START EXTRACTED ENTRIES

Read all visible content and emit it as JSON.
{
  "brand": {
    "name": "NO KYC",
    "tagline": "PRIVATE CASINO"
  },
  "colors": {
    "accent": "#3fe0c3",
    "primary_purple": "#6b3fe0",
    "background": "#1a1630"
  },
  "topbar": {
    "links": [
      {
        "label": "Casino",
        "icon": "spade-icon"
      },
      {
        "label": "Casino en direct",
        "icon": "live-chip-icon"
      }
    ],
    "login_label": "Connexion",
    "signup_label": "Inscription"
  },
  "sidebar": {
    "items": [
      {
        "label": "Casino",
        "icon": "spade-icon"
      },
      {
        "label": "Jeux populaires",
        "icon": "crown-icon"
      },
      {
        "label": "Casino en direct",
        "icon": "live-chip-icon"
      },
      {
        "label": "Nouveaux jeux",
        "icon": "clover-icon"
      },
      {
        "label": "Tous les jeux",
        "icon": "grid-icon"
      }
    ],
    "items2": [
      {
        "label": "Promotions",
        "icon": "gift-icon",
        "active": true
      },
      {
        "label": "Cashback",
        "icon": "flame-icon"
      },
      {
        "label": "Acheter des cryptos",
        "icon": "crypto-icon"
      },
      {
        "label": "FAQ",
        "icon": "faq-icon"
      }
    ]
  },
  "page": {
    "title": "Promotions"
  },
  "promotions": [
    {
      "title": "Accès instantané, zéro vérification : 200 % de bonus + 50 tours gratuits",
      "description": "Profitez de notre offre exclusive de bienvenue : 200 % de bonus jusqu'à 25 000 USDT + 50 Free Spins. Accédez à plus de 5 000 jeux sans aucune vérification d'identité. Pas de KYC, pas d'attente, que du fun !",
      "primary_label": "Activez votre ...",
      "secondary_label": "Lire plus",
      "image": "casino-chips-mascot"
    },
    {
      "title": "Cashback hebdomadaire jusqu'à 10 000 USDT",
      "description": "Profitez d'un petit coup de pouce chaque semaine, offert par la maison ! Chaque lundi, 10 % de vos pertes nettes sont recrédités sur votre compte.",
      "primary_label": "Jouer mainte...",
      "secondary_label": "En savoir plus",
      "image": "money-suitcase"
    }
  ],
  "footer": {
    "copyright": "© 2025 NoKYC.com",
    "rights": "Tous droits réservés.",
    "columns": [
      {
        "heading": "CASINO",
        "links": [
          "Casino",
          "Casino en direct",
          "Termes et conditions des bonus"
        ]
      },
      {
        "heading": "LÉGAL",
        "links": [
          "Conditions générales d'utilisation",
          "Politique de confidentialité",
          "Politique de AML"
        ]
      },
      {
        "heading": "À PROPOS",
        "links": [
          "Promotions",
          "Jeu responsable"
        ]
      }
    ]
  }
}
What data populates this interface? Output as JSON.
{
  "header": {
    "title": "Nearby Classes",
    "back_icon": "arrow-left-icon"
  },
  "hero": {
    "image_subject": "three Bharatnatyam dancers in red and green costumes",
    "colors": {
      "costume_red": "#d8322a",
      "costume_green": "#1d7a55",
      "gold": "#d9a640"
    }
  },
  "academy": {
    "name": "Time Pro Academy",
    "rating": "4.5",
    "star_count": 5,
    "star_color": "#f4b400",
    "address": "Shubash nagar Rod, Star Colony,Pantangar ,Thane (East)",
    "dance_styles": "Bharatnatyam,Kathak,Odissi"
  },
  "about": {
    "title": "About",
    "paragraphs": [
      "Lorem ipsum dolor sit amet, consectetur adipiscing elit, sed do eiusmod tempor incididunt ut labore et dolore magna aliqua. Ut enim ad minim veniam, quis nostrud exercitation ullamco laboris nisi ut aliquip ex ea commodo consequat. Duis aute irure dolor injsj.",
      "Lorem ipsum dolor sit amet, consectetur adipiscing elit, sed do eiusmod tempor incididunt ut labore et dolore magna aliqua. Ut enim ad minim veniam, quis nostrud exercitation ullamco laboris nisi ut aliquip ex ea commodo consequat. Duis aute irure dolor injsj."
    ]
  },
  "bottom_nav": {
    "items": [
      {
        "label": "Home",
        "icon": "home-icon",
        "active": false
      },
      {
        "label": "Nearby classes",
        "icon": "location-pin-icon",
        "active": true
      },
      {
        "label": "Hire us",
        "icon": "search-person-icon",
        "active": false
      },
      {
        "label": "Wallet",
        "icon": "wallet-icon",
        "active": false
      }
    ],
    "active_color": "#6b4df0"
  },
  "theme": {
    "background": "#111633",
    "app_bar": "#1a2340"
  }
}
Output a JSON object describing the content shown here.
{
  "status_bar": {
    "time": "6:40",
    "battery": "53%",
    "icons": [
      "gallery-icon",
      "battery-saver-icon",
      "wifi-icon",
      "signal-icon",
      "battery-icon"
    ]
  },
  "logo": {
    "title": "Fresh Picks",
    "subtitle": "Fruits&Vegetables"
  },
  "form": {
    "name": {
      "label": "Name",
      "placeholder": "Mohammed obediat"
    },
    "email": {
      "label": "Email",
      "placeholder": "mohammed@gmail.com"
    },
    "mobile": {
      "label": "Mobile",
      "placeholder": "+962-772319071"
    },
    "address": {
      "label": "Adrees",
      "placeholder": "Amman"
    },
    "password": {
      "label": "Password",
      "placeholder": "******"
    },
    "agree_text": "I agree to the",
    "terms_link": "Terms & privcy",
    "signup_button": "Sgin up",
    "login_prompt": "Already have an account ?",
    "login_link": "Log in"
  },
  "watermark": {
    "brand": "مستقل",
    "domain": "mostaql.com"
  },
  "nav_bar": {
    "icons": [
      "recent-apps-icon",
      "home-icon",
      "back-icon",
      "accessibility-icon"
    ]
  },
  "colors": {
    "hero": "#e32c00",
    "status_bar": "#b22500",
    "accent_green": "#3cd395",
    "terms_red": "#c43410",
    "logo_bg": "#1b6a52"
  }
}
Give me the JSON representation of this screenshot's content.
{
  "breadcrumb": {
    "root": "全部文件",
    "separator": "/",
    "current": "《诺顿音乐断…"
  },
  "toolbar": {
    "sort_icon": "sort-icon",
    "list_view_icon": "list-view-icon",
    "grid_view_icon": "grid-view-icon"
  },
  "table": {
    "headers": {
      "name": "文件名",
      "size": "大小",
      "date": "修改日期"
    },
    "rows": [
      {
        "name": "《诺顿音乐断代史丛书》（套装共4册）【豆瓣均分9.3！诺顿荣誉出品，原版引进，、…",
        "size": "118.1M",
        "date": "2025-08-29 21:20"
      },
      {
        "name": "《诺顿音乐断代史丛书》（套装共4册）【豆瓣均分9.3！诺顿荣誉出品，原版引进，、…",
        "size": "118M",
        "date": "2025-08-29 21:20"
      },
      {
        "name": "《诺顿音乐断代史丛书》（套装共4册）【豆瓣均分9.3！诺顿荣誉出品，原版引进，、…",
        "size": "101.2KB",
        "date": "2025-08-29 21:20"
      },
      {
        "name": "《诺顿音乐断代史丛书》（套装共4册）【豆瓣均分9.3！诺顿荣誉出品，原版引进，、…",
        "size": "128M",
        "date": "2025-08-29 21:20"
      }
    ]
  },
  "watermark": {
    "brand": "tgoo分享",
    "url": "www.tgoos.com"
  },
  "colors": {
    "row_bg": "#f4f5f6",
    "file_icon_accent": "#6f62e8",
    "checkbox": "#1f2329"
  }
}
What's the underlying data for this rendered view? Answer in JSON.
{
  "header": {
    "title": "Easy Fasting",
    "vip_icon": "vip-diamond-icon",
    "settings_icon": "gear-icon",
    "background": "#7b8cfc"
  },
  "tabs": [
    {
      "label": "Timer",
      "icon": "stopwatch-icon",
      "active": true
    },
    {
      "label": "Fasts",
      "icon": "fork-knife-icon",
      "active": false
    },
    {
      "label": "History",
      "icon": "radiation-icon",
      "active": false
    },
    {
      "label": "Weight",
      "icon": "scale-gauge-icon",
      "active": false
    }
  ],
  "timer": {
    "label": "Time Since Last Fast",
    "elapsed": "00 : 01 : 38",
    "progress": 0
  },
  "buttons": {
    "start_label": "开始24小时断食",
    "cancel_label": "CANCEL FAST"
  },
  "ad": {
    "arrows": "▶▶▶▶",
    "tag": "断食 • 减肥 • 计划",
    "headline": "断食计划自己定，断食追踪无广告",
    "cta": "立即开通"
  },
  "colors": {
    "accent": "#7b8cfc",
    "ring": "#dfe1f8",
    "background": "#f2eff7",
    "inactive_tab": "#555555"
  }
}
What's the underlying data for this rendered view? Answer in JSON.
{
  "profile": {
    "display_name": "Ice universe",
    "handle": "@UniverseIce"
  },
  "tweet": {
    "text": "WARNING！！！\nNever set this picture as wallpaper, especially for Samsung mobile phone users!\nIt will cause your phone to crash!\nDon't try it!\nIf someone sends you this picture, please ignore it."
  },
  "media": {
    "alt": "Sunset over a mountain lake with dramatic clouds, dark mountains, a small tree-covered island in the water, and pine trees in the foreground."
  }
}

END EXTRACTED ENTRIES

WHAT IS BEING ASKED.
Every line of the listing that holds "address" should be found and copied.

EXPECTED ANSWER.
    "address": "Shubash nagar Rod, Star Colony,Pantangar ,Thane (East)",
    "address": {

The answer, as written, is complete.